What you have to do = Each line below that carries the string "data" must appear in the answer.

■ ■ ■

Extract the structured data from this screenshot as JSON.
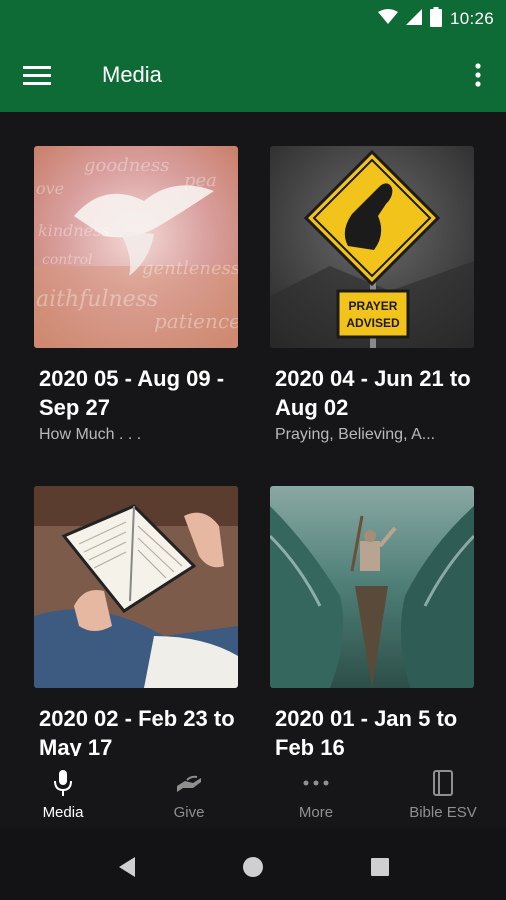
{
  "status_bar": {
    "time": "10:26"
  },
  "app_bar": {
    "title": "Media"
  },
  "colors": {
    "primary": "#0e6b35",
    "background": "#161618",
    "subtitle": "#b9b9b9",
    "nav_inactive": "#8f8f8f"
  },
  "media_items": [
    {
      "title": "2020 05 - Aug 09 - Sep 27",
      "subtitle": "How Much . . .",
      "image": "dove-fruit-of-spirit"
    },
    {
      "title": "2020 04 - Jun 21 to Aug 02",
      "subtitle": "Praying, Believing, A...",
      "image": "prayer-advised-sign"
    },
    {
      "title": "2020 02 - Feb 23 to May 17",
      "subtitle": "",
      "image": "person-reading-bible"
    },
    {
      "title": "2020 01 - Jan 5 to Feb 16",
      "subtitle": "",
      "image": "moses-parting-sea"
    }
  ],
  "sign_text": {
    "line1": "PRAYER",
    "line2": "ADVISED"
  },
  "bottom_nav": [
    {
      "label": "Media",
      "icon": "microphone-icon",
      "active": true
    },
    {
      "label": "Give",
      "icon": "give-hand-icon",
      "active": false
    },
    {
      "label": "More",
      "icon": "more-dots-icon",
      "active": false
    },
    {
      "label": "Bible ESV",
      "icon": "bible-book-icon",
      "active": false
    }
  ],
  "system_nav": [
    "back-icon",
    "home-icon",
    "recents-icon"
  ]
}
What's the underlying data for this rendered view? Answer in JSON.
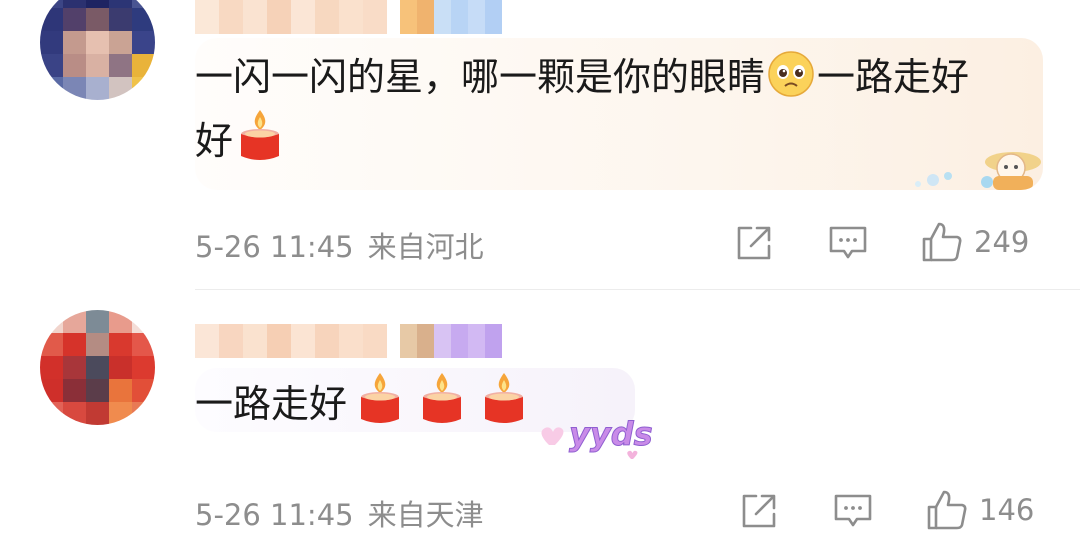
{
  "comments": [
    {
      "text_line1": "一闪一闪的星，哪一颗是你的眼睛",
      "text_line1_end": "一路走好",
      "text_line2": "好",
      "date": "5-26 11:45",
      "location": "来自河北",
      "like_count": "249",
      "bubble_sticker": "girl-with-hat-sticker",
      "avatar_color": "#2a2f6e"
    },
    {
      "text": "一路走好",
      "candle_count": 3,
      "date": "5-26 11:45",
      "location": "来自天津",
      "like_count": "146",
      "bubble_sticker": "yyds-sticker",
      "sticker_text": "yyds",
      "avatar_color": "#d8342e"
    }
  ],
  "icons": {
    "share": "share-icon",
    "reply": "comment-icon",
    "like": "thumbs-up-icon",
    "candle": "candle-emoji-icon",
    "face": "pleading-face-emoji-icon"
  },
  "colors": {
    "meta": "#8d8d8d",
    "text": "#1a1a1a",
    "bubble1": "#fdf4ea",
    "bubble2": "#f5f3f8"
  }
}
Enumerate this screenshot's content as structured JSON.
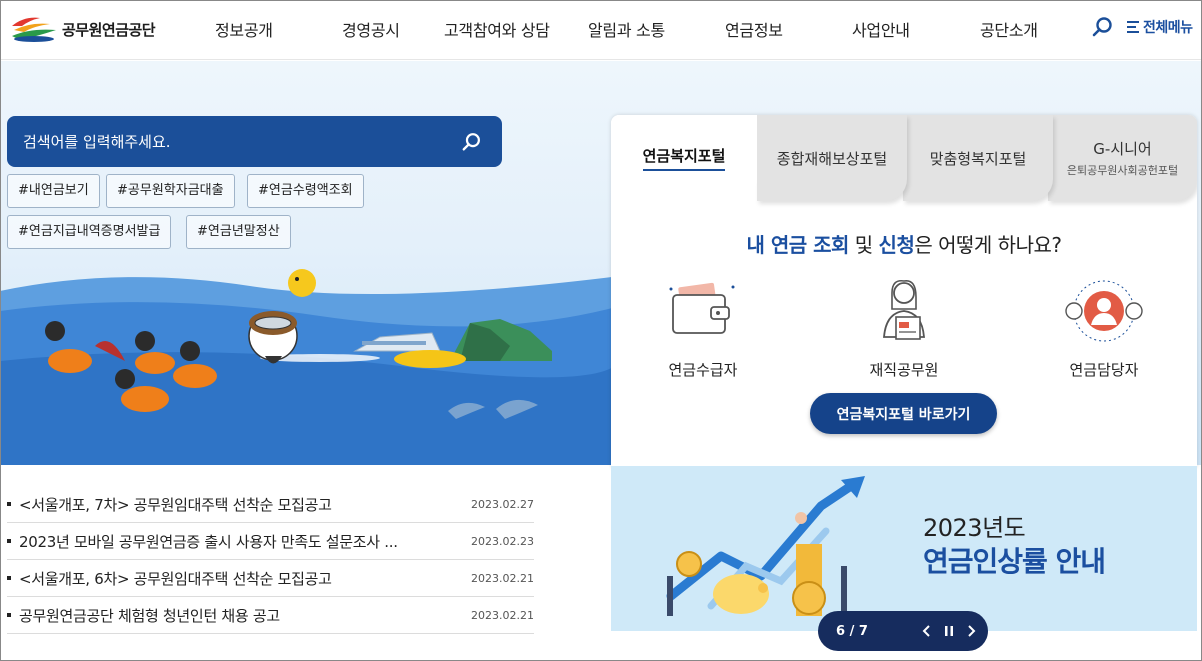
{
  "header": {
    "logo_text": "공무원연금공단",
    "nav": [
      "정보공개",
      "경영공시",
      "고객참여와 상담",
      "알림과 소통",
      "연금정보",
      "사업안내",
      "공단소개"
    ],
    "all_menu_label": "전체메뉴"
  },
  "search": {
    "placeholder": "검색어를 입력해주세요.",
    "tags": [
      "#내연금보기",
      "#공무원학자금대출",
      "#연금수령액조회",
      "#연금지급내역증명서발급",
      "#연금년말정산"
    ]
  },
  "portal": {
    "tabs": [
      {
        "label": "연금복지포털",
        "sub": ""
      },
      {
        "label": "종합재해보상포털",
        "sub": ""
      },
      {
        "label": "맞춤형복지포털",
        "sub": ""
      },
      {
        "label": "G-시니어",
        "sub": "은퇴공무원사회공헌포털"
      }
    ],
    "question": {
      "part1": "내 연금 조회",
      "part2": " 및 ",
      "part3": "신청",
      "part4": "은 어떻게 하나요?"
    },
    "personas": [
      "연금수급자",
      "재직공무원",
      "연금담당자"
    ],
    "button_label": "연금복지포털 바로가기"
  },
  "notices": [
    {
      "title": "<서울개포, 7차> 공무원임대주택 선착순 모집공고",
      "date": "2023.02.27"
    },
    {
      "title": "2023년 모바일 공무원연금증 출시 사용자 만족도 설문조사 ...",
      "date": "2023.02.23"
    },
    {
      "title": "<서울개포, 6차> 공무원임대주택 선착순 모집공고",
      "date": "2023.02.21"
    },
    {
      "title": "공무원연금공단 체험형 청년인턴 채용 공고",
      "date": "2023.02.21"
    }
  ],
  "banner": {
    "year": "2023년도",
    "title": "연금인상률 안내"
  },
  "pager": {
    "counter": "6 / 7"
  },
  "colors": {
    "brand_navy": "#1b4f99",
    "pager_bg": "#162c5e",
    "banner_bg": "#cfe9f8"
  }
}
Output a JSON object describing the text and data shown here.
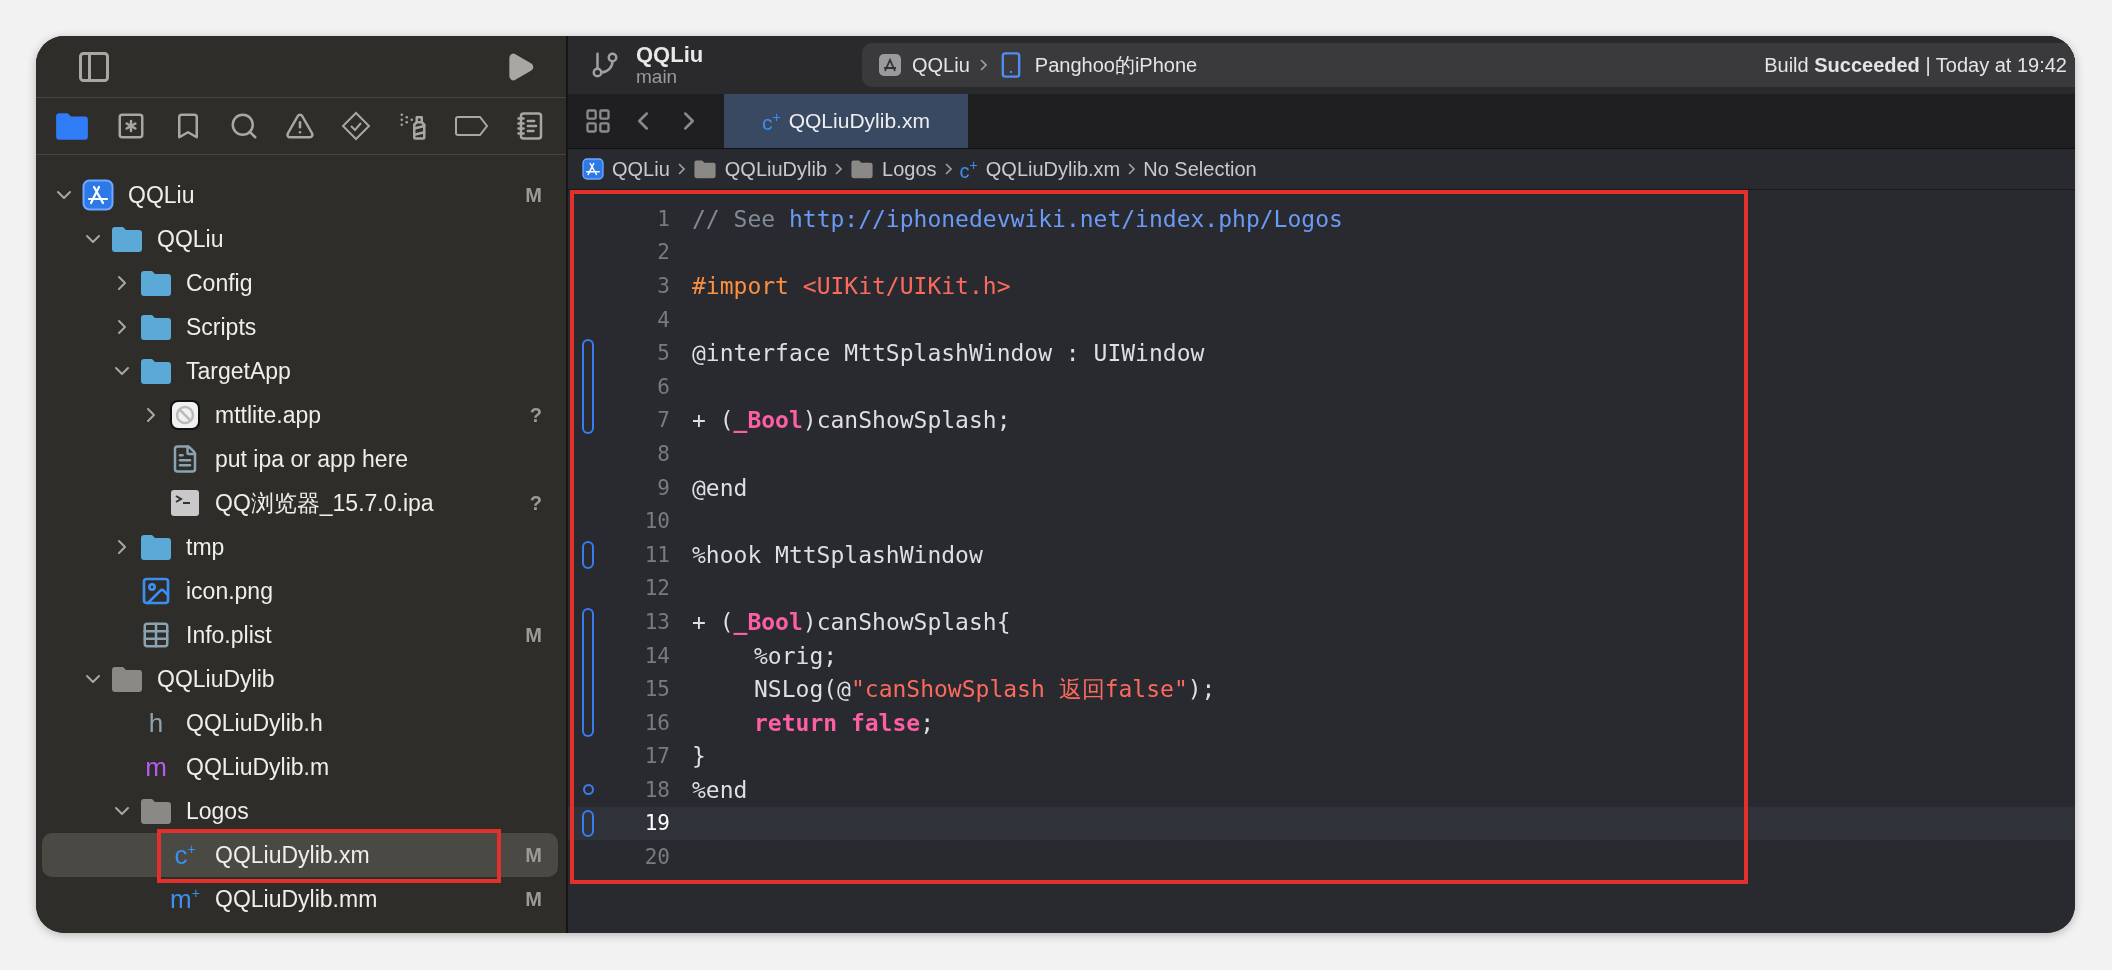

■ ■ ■

Result of this task =
Extract the structured data from this screenshot as JSON.
What's the underlying data for this rendered view? Answer in JSON.
Output a JSON object describing the text and data shown here.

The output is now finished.